:: ENTRIES PROVIDED ::
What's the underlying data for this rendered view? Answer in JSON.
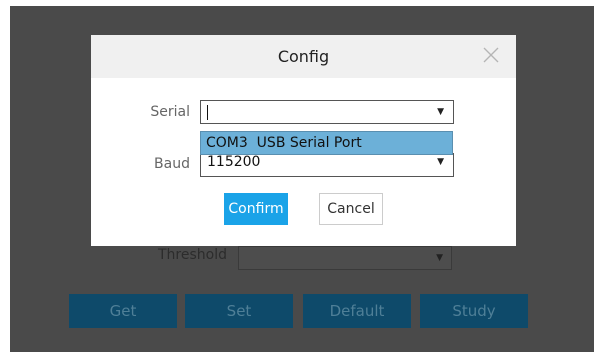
{
  "background": {
    "threshold_label": "Threshold",
    "buttons": [
      "Get",
      "Set",
      "Default",
      "Study"
    ]
  },
  "dialog": {
    "title": "Config",
    "serial_label": "Serial",
    "serial_value": "",
    "serial_options": [
      "COM3  USB Serial Port"
    ],
    "baud_label": "Baud",
    "baud_value": "115200",
    "confirm_label": "Confirm",
    "cancel_label": "Cancel"
  },
  "colors": {
    "accent": "#1aa3e8",
    "dropdown_highlight": "#6cb0d8",
    "app_background": "#4a4a4a",
    "background_button": "#0e4a6a"
  },
  "icons": {
    "close": "close-icon",
    "dropdown_arrow": "chevron-down-icon"
  }
}
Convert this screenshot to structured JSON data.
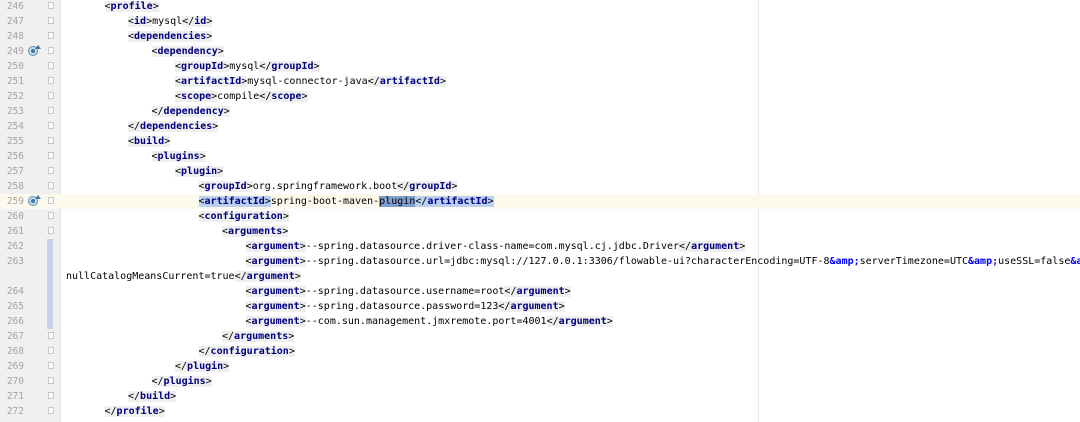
{
  "editor": {
    "lines": [
      {
        "num": "246",
        "indent": 3,
        "parts": [
          [
            "br",
            "<"
          ],
          [
            "tag",
            "profile"
          ],
          [
            "br",
            ">"
          ]
        ]
      },
      {
        "num": "247",
        "indent": 4,
        "parts": [
          [
            "br",
            "<"
          ],
          [
            "tag",
            "id"
          ],
          [
            "br",
            ">"
          ],
          [
            "t",
            "mysql"
          ],
          [
            "br",
            "</"
          ],
          [
            "tag",
            "id"
          ],
          [
            "br",
            ">"
          ]
        ]
      },
      {
        "num": "248",
        "indent": 4,
        "parts": [
          [
            "br",
            "<"
          ],
          [
            "tag",
            "dependencies"
          ],
          [
            "br",
            ">"
          ]
        ]
      },
      {
        "num": "249",
        "indent": 5,
        "marker": true,
        "parts": [
          [
            "br",
            "<"
          ],
          [
            "tag",
            "dependency"
          ],
          [
            "br",
            ">"
          ]
        ]
      },
      {
        "num": "250",
        "indent": 6,
        "parts": [
          [
            "br",
            "<"
          ],
          [
            "tag",
            "groupId"
          ],
          [
            "br",
            ">"
          ],
          [
            "t",
            "mysql"
          ],
          [
            "br",
            "</"
          ],
          [
            "tag",
            "groupId"
          ],
          [
            "br",
            ">"
          ]
        ]
      },
      {
        "num": "251",
        "indent": 6,
        "parts": [
          [
            "br",
            "<"
          ],
          [
            "tag",
            "artifactId"
          ],
          [
            "br",
            ">"
          ],
          [
            "t",
            "mysql-connector-java"
          ],
          [
            "br",
            "</"
          ],
          [
            "tag",
            "artifactId"
          ],
          [
            "br",
            ">"
          ]
        ]
      },
      {
        "num": "252",
        "indent": 6,
        "parts": [
          [
            "br",
            "<"
          ],
          [
            "tag",
            "scope"
          ],
          [
            "br",
            ">"
          ],
          [
            "t",
            "compile"
          ],
          [
            "br",
            "</"
          ],
          [
            "tag",
            "scope"
          ],
          [
            "br",
            ">"
          ]
        ]
      },
      {
        "num": "253",
        "indent": 5,
        "parts": [
          [
            "br",
            "</"
          ],
          [
            "tag",
            "dependency"
          ],
          [
            "br",
            ">"
          ]
        ]
      },
      {
        "num": "254",
        "indent": 4,
        "parts": [
          [
            "br",
            "</"
          ],
          [
            "tag",
            "dependencies"
          ],
          [
            "br",
            ">"
          ]
        ]
      },
      {
        "num": "255",
        "indent": 4,
        "parts": [
          [
            "br",
            "<"
          ],
          [
            "tag",
            "build"
          ],
          [
            "br",
            ">"
          ]
        ]
      },
      {
        "num": "256",
        "indent": 5,
        "parts": [
          [
            "br",
            "<"
          ],
          [
            "tag",
            "plugins"
          ],
          [
            "br",
            ">"
          ]
        ]
      },
      {
        "num": "257",
        "indent": 6,
        "parts": [
          [
            "br",
            "<"
          ],
          [
            "tag",
            "plugin"
          ],
          [
            "br",
            ">"
          ]
        ]
      },
      {
        "num": "258",
        "indent": 7,
        "parts": [
          [
            "br",
            "<"
          ],
          [
            "tag",
            "groupId"
          ],
          [
            "br",
            ">"
          ],
          [
            "t",
            "org.springframework.boot"
          ],
          [
            "br",
            "</"
          ],
          [
            "tag",
            "groupId"
          ],
          [
            "br",
            ">"
          ]
        ]
      },
      {
        "num": "259",
        "indent": 7,
        "marker": true,
        "current": true,
        "parts": [
          [
            "hbr",
            "<"
          ],
          [
            "htag",
            "artifactId"
          ],
          [
            "hbr",
            ">"
          ],
          [
            "t",
            "spring-boot-maven-"
          ],
          [
            "sel",
            "plugin"
          ],
          [
            "hbr",
            "</"
          ],
          [
            "htag",
            "artifactId"
          ],
          [
            "hbr",
            ">"
          ]
        ]
      },
      {
        "num": "260",
        "indent": 7,
        "parts": [
          [
            "br",
            "<"
          ],
          [
            "tag",
            "configuration"
          ],
          [
            "br",
            ">"
          ]
        ]
      },
      {
        "num": "261",
        "indent": 8,
        "parts": [
          [
            "br",
            "<"
          ],
          [
            "tag",
            "arguments"
          ],
          [
            "br",
            ">"
          ]
        ]
      },
      {
        "num": "262",
        "indent": 9,
        "change": true,
        "parts": [
          [
            "br",
            "<"
          ],
          [
            "tag",
            "argument"
          ],
          [
            "br",
            ">"
          ],
          [
            "t",
            "--spring.datasource.driver-class-name=com.mysql.cj.jdbc.Driver"
          ],
          [
            "br",
            "</"
          ],
          [
            "tag",
            "argument"
          ],
          [
            "br",
            ">"
          ]
        ]
      },
      {
        "num": "263",
        "indent": 9,
        "change": true,
        "parts": [
          [
            "br",
            "<"
          ],
          [
            "tag",
            "argument"
          ],
          [
            "br",
            ">"
          ],
          [
            "t",
            "--spring.datasource.url=jdbc:mysql://127.0.0.1:3306/flowable-ui?characterEncoding=UTF-8"
          ],
          [
            "ent",
            "&amp;"
          ],
          [
            "t",
            "serverTimezone=UTC"
          ],
          [
            "ent",
            "&amp;"
          ],
          [
            "t",
            "useSSL=false"
          ],
          [
            "ent",
            "&amp;"
          ]
        ]
      },
      {
        "num": "",
        "indent": 0,
        "change": true,
        "parts": [
          [
            "t",
            "nullCatalogMeansCurrent=true"
          ],
          [
            "br",
            "</"
          ],
          [
            "tag",
            "argument"
          ],
          [
            "br",
            ">"
          ]
        ]
      },
      {
        "num": "264",
        "indent": 9,
        "change": true,
        "parts": [
          [
            "br",
            "<"
          ],
          [
            "tag",
            "argument"
          ],
          [
            "br",
            ">"
          ],
          [
            "t",
            "--spring.datasource.username=root"
          ],
          [
            "br",
            "</"
          ],
          [
            "tag",
            "argument"
          ],
          [
            "br",
            ">"
          ]
        ]
      },
      {
        "num": "265",
        "indent": 9,
        "change": true,
        "parts": [
          [
            "br",
            "<"
          ],
          [
            "tag",
            "argument"
          ],
          [
            "br",
            ">"
          ],
          [
            "t",
            "--spring.datasource.password=123"
          ],
          [
            "br",
            "</"
          ],
          [
            "tag",
            "argument"
          ],
          [
            "br",
            ">"
          ]
        ]
      },
      {
        "num": "266",
        "indent": 9,
        "change": true,
        "parts": [
          [
            "br",
            "<"
          ],
          [
            "tag",
            "argument"
          ],
          [
            "br",
            ">"
          ],
          [
            "t",
            "--com.sun.management.jmxremote.port=4001"
          ],
          [
            "br",
            "</"
          ],
          [
            "tag",
            "argument"
          ],
          [
            "br",
            ">"
          ]
        ]
      },
      {
        "num": "267",
        "indent": 8,
        "parts": [
          [
            "br",
            "</"
          ],
          [
            "tag",
            "arguments"
          ],
          [
            "br",
            ">"
          ]
        ]
      },
      {
        "num": "268",
        "indent": 7,
        "parts": [
          [
            "br",
            "</"
          ],
          [
            "tag",
            "configuration"
          ],
          [
            "br",
            ">"
          ]
        ]
      },
      {
        "num": "269",
        "indent": 6,
        "parts": [
          [
            "br",
            "</"
          ],
          [
            "tag",
            "plugin"
          ],
          [
            "br",
            ">"
          ]
        ]
      },
      {
        "num": "270",
        "indent": 5,
        "parts": [
          [
            "br",
            "</"
          ],
          [
            "tag",
            "plugins"
          ],
          [
            "br",
            ">"
          ]
        ]
      },
      {
        "num": "271",
        "indent": 4,
        "parts": [
          [
            "br",
            "</"
          ],
          [
            "tag",
            "build"
          ],
          [
            "br",
            ">"
          ]
        ]
      },
      {
        "num": "272",
        "indent": 3,
        "parts": [
          [
            "br",
            "</"
          ],
          [
            "tag",
            "profile"
          ],
          [
            "br",
            ">"
          ]
        ]
      }
    ]
  }
}
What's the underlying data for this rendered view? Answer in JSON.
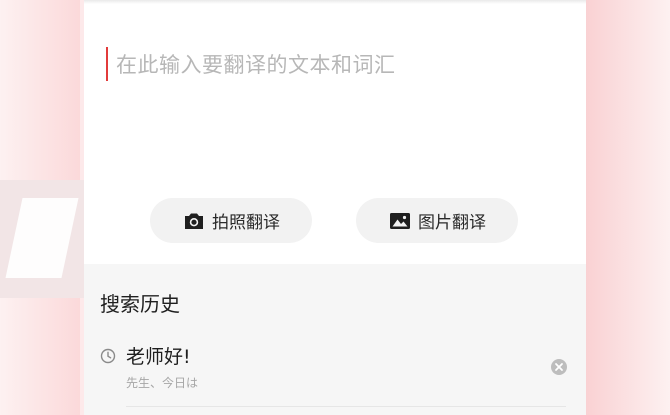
{
  "input": {
    "placeholder": "在此输入要翻译的文本和词汇"
  },
  "actions": {
    "photo_translate": {
      "label": "拍照翻译",
      "icon": "camera-icon"
    },
    "image_translate": {
      "label": "图片翻译",
      "icon": "image-icon"
    }
  },
  "history": {
    "title": "搜索历史",
    "items": [
      {
        "word": "老师好!",
        "meaning": "先生、今日は",
        "icon": "clock-icon"
      }
    ]
  },
  "colors": {
    "accent": "#e23b3b",
    "background": "#fde9ea",
    "button_bg": "#f2f2f2",
    "history_bg": "#f6f6f6"
  }
}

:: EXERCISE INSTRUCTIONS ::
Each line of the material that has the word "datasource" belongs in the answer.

:: EXPECTED OUTPUT ::
            "--spring.datasource.driver-class-name=com.mysql.cj.jdbc.Driver"
            "--spring.datasource.url=jdbc:mysql://127.0.0.1:3306/flowable-ui?characterEncoding=UTF-8"
            "--spring.datasource.username=root"
            "--spring.datasource.password=123"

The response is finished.